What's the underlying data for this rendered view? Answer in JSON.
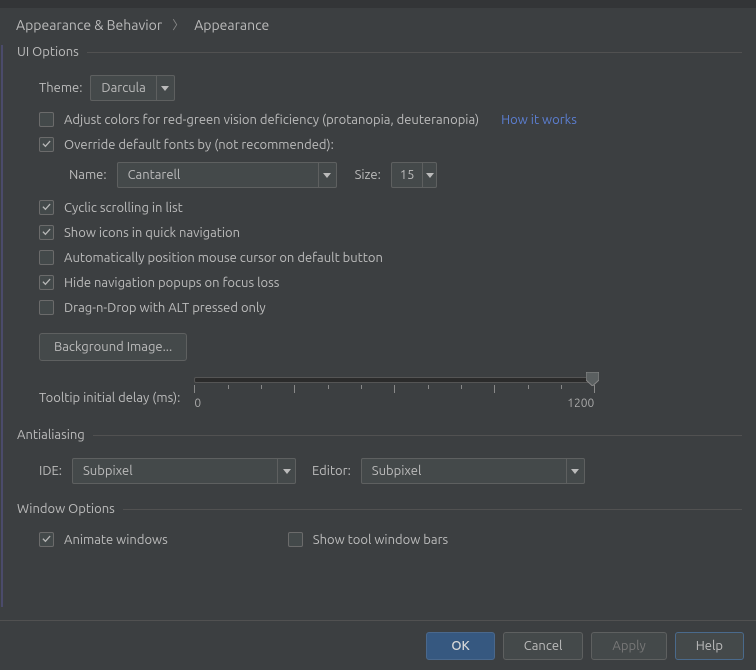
{
  "breadcrumb": {
    "parent": "Appearance & Behavior",
    "current": "Appearance"
  },
  "sections": {
    "ui": {
      "title": "UI Options",
      "theme_label": "Theme:",
      "theme_value": "Darcula",
      "adjust_colors": "Adjust colors for red-green vision deficiency (protanopia, deuteranopia)",
      "how_it_works": "How it works",
      "override_fonts": "Override default fonts by (not recommended):",
      "font_name_label": "Name:",
      "font_name_value": "Cantarell",
      "font_size_label": "Size:",
      "font_size_value": "15",
      "cyclic": "Cyclic scrolling in list",
      "show_icons": "Show icons in quick navigation",
      "auto_mouse": "Automatically position mouse cursor on default button",
      "hide_popups": "Hide navigation popups on focus loss",
      "drag_alt": "Drag-n-Drop with ALT pressed only",
      "bg_image": "Background Image...",
      "tooltip_label": "Tooltip initial delay (ms):",
      "slider_min": "0",
      "slider_max": "1200"
    },
    "aa": {
      "title": "Antialiasing",
      "ide_label": "IDE:",
      "ide_value": "Subpixel",
      "editor_label": "Editor:",
      "editor_value": "Subpixel"
    },
    "win": {
      "title": "Window Options",
      "animate": "Animate windows",
      "show_tool": "Show tool window bars"
    }
  },
  "footer": {
    "ok": "OK",
    "cancel": "Cancel",
    "apply": "Apply",
    "help": "Help"
  }
}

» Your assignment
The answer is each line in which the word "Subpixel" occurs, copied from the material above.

» Exercise answer
      "ide_value": "Subpixel",
      "editor_value": "Subpixel"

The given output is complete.